A guide to library resources to support CS 7300 with Dr. Ngu.

Google Scholar

If you would prefer to use Google Scholar, be sure to customize your Google account so you can access materials at the library.

  1. Choose Settings from the Top-Left Menu.
  2. Click "Library Links", and search for "Texas State University"
  3. Check the boxes next to Texas State University. Now your results will include links to articles in many of our library databases.

Keep in mind that Google Scholar does not search the same set of materials that are available in the library.

  1.  There are (a GREAT many) journals in Google Scholar that are not academic or authoritative. Interrogate their credibility more vigorously. 
  2. There are journals at the library that are not in Google Scholar. Not finding much? Go check the library itself.

Google with many grains of salt

Databases to search

Top databases of choice for Computer Science:

Also recommended by your textbook:

Indicators of Authority

To find the "Top Papers" on your topic, start with what does "Top" mean? What are the indicators of authority on your topic? It is a constructed and contextual phenomenon, but there are some places you can start:
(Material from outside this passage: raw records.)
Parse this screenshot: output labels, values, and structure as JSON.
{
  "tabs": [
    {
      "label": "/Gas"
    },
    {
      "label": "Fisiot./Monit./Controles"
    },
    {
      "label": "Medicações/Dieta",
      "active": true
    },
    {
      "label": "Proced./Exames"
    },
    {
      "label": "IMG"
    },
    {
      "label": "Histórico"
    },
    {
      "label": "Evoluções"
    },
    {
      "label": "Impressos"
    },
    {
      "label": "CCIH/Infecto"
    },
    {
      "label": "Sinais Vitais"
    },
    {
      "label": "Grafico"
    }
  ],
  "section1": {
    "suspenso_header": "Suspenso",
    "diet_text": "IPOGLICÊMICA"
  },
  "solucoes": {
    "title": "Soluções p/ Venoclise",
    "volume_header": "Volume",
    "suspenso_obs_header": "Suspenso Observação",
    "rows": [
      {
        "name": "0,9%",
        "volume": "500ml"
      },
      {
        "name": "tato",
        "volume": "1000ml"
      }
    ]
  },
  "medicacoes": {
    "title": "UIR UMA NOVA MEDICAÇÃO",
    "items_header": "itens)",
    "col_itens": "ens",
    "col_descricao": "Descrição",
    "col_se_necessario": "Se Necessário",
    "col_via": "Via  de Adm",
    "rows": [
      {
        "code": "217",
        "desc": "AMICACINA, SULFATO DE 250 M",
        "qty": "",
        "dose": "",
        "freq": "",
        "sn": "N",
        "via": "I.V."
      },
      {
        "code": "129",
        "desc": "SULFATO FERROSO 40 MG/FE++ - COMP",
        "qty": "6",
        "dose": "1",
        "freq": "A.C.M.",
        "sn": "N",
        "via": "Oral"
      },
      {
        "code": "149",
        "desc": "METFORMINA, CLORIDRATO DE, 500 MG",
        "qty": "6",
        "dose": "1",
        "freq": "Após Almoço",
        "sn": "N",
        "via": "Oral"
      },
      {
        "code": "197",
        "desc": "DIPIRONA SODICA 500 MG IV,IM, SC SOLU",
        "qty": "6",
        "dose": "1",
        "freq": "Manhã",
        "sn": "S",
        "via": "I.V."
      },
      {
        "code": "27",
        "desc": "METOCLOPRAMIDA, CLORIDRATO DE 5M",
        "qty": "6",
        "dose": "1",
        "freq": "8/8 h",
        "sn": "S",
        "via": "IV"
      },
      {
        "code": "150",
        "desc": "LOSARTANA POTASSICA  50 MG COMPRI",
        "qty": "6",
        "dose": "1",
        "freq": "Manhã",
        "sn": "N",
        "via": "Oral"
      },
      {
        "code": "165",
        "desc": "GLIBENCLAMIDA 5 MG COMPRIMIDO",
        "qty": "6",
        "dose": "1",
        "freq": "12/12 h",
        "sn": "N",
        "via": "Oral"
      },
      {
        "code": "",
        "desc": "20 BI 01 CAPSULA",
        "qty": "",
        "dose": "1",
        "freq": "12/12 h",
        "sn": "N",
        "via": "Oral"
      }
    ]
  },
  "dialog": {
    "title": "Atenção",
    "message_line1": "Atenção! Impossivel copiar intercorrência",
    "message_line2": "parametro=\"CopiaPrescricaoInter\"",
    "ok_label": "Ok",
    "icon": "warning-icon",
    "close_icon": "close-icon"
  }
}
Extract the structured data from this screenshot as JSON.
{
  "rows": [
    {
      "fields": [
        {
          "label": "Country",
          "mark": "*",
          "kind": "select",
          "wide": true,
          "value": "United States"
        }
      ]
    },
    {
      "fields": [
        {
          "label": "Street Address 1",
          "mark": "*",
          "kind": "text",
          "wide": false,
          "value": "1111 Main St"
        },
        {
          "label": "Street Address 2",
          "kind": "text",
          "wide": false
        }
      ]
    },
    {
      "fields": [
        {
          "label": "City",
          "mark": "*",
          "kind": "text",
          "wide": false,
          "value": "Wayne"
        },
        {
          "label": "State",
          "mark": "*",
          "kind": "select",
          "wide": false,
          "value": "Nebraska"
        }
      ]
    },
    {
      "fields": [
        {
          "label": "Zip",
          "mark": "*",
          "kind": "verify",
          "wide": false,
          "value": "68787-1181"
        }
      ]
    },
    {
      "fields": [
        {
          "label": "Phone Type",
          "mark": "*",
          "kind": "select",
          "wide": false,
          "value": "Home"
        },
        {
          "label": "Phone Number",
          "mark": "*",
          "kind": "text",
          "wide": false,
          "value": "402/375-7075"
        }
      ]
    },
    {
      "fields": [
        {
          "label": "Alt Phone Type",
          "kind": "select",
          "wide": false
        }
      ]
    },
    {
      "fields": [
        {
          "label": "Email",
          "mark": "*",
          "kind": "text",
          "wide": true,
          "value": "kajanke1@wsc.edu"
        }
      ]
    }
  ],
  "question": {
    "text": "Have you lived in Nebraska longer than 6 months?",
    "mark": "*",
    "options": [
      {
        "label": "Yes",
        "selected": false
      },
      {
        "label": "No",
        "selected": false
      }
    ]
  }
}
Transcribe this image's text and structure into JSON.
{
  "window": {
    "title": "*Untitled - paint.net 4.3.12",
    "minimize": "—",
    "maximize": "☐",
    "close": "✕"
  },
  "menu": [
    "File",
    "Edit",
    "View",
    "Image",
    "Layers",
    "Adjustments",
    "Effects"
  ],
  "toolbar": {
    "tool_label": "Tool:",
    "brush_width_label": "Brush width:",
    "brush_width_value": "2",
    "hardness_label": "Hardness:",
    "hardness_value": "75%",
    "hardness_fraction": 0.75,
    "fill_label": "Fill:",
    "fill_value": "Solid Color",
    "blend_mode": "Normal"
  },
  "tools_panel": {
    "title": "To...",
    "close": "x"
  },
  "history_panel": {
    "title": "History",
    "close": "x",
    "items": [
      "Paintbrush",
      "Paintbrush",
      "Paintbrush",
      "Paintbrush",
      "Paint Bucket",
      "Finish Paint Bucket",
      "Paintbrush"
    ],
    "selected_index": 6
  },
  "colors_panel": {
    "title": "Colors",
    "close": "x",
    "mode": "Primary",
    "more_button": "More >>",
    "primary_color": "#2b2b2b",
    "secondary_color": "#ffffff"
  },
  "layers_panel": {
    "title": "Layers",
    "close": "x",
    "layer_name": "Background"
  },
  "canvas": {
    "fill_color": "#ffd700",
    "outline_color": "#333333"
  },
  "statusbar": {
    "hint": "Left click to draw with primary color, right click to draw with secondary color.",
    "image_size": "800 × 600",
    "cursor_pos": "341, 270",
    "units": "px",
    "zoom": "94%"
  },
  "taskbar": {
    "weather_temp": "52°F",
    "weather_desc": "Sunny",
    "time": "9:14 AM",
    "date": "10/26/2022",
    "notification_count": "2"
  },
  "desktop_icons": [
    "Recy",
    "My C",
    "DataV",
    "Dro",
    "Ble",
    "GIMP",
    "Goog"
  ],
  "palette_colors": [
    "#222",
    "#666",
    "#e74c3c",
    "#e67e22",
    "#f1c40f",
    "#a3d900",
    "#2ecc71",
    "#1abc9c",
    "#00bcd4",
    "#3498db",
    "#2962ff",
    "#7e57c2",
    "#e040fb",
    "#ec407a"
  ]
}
  1. What is the citation count of this paper? 
    • If others have found it worthy of building upon or repeating, perhaps it's a top paper.
    • Check the citations out, though. Perhaps people are citing it to refute it! Perhaps the author is engaging in "self-citation", and really no one else other than the author is building upon the work.
    • Older works can have more citations than newer works. So a 2015 article with 90 citations might sound more impressive than a 2017 article with 10 citations, but the fact that in less than a year 10 people have already cited a work *is* really impressive!
  2. Is this a well-recognized publication or conference?
    • What *type* of publication is this, and how does it affect the credibility?
      • Example: The most recent result in a search might be an ACM Newsletter that simply gives a preview of some research that is not complete. The newsletter is simply "news", not peer-reviewed research. It's important that you know what's going on in the world, but this is not the basis for an academic research paper.
  3. Who is the author?
    • Where do they work and what do they teach?
    • Are they not a researcher, but in fact a business person trying to sell a product? Interrogate motive as well as authority.
  4. Is this a pinnacle of this line of research?
    • ‚ÄčFollow the references backward, then follow the citations forward. 
    • Was the next work after this one far more highly cited? Did it have research that was more mature and developed? 

Not at Texas State?

We don't have it? You have three more options:

1. TexShare Cards: Go get the item in person from another Texas library.

Come get your TexShare Card in-person at the Alkek Library first, then drive to almost any other library in Texas to check out your needed materials. We recommend calling the other library to make sure the item is there before you go, and ask to make sure what your privileges are as a TexShare cardholder. 

2. InterLibrary Loan: Let us get it for you!

Mailing a physical book from another library may take a couple of weeks, of course. But if it's an article another library could scan, you may see it in your email in just a couple of days. You'll use your NetID in the InterLibrary Loan system.

3. Ask us to buy it.

Try any one or all three of the options here to get what you need if Texas State doesn't have it.